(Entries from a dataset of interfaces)
........
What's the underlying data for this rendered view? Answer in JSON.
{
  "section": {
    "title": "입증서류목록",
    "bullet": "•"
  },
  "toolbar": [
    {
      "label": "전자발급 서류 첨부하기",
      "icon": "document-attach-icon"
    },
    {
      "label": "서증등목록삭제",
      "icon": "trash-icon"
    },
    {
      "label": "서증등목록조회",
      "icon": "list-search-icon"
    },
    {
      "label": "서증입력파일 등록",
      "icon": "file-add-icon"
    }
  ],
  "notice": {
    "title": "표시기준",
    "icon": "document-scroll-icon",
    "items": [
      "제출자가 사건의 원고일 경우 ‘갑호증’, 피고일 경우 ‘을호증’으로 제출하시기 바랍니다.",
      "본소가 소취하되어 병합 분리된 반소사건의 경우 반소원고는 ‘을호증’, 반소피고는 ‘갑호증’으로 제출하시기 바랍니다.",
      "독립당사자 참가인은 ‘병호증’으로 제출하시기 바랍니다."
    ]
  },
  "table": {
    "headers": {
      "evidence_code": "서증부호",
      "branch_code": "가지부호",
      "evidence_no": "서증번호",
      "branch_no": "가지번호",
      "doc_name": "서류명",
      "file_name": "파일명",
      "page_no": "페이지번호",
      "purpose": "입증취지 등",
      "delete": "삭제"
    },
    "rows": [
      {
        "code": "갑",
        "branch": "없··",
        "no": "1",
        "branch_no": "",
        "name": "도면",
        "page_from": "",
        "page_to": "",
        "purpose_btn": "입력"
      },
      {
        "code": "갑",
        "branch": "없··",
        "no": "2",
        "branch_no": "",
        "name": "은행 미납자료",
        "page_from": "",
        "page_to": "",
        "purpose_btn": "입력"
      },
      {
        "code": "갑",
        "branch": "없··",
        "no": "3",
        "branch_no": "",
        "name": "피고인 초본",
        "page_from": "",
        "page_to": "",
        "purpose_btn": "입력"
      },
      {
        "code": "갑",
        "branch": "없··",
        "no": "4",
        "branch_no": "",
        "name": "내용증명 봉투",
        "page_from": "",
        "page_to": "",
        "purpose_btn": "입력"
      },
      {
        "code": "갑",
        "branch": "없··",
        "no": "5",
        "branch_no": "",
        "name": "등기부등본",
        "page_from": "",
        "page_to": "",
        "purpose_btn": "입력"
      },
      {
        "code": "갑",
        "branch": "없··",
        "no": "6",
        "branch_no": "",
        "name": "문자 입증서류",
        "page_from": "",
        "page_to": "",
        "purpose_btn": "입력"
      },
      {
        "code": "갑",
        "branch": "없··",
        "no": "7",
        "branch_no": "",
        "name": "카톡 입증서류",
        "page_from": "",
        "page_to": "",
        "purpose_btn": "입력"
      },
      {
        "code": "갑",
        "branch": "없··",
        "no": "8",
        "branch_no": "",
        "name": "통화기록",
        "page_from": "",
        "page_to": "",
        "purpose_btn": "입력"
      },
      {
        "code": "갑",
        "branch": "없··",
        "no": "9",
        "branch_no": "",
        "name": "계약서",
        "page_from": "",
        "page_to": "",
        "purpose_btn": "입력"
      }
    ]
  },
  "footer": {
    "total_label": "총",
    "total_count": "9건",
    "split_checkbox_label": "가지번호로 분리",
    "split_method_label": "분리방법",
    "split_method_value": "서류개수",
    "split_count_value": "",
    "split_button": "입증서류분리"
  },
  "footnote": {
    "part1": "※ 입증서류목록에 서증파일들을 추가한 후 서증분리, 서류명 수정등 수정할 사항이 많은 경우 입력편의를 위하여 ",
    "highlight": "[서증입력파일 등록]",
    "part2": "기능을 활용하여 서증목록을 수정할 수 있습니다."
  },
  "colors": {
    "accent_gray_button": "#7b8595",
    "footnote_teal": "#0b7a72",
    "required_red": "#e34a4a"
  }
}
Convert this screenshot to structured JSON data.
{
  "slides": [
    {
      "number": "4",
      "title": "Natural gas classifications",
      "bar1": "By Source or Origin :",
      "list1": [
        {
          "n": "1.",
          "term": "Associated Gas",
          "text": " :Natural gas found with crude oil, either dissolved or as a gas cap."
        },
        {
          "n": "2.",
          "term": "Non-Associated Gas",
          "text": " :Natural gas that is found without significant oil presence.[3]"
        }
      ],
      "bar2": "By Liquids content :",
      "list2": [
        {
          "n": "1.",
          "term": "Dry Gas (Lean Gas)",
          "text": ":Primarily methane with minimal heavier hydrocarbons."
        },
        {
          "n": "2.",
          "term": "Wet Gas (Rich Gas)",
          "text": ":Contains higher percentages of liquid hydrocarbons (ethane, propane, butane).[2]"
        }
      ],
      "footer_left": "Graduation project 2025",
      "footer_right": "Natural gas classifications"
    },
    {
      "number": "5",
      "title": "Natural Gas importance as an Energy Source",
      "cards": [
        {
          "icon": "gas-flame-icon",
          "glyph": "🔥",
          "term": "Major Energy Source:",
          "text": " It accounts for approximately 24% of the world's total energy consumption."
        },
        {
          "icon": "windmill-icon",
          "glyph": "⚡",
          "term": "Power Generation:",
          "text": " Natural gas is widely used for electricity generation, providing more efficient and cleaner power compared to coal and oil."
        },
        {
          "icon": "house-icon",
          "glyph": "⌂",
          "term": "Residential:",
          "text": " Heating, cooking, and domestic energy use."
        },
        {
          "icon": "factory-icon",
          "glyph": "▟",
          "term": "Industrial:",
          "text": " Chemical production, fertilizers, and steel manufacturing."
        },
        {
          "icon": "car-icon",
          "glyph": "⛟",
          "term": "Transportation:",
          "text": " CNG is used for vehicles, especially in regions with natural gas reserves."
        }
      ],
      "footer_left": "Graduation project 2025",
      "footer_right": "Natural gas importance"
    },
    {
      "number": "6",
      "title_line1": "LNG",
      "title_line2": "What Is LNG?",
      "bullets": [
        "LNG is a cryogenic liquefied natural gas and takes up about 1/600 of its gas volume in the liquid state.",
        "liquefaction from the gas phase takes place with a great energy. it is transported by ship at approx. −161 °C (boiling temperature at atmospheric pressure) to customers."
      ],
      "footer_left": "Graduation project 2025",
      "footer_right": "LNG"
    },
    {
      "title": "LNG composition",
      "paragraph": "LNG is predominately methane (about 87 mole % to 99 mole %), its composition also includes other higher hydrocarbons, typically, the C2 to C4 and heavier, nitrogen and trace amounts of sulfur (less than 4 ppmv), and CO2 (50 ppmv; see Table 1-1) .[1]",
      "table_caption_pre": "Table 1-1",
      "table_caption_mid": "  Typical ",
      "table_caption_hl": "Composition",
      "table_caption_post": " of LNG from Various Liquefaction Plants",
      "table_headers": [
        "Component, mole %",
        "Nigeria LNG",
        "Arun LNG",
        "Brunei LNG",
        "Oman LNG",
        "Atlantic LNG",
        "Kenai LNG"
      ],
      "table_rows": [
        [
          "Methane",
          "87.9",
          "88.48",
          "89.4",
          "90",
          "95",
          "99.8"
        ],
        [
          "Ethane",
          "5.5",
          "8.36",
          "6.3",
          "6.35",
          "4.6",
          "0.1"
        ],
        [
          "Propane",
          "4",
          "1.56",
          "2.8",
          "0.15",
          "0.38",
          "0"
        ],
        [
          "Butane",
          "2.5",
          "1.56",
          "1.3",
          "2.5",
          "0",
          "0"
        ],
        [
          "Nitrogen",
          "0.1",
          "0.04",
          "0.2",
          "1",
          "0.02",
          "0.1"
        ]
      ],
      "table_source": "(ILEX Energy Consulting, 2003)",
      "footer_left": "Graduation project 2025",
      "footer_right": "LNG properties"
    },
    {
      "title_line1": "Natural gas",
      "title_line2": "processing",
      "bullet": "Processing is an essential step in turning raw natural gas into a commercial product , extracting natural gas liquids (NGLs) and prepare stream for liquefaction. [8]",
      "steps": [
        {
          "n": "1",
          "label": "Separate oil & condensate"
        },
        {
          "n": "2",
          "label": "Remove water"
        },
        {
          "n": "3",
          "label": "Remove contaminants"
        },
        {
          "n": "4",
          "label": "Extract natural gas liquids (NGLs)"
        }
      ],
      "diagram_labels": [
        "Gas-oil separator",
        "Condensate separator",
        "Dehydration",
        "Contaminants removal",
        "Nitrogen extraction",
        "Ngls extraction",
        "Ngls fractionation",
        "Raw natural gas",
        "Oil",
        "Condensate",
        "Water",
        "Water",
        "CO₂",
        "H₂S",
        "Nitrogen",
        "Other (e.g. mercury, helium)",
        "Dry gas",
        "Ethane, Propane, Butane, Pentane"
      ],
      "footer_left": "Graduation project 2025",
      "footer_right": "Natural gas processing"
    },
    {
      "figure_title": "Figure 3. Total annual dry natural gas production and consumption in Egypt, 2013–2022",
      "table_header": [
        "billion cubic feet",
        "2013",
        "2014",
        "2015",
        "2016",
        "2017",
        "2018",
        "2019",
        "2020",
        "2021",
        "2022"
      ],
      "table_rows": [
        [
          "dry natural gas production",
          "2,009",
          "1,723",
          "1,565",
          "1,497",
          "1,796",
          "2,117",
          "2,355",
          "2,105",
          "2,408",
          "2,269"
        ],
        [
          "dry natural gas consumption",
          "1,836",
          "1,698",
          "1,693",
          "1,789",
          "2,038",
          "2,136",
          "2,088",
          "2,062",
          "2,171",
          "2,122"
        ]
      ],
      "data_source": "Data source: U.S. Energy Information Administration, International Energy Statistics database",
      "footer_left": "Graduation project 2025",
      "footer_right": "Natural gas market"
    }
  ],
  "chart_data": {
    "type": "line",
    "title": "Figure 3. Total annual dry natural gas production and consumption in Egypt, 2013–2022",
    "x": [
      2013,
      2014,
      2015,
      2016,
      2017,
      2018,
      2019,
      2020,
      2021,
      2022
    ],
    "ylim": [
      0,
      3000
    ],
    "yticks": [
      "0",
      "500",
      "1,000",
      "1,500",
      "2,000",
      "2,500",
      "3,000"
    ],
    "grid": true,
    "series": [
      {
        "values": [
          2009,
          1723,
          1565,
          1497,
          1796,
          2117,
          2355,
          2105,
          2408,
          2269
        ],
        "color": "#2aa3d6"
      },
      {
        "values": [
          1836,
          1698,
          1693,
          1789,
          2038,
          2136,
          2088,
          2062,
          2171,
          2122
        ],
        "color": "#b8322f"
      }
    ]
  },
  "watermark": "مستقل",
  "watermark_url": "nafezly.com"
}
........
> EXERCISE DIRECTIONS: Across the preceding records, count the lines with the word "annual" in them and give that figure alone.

> TASK RESULT: 2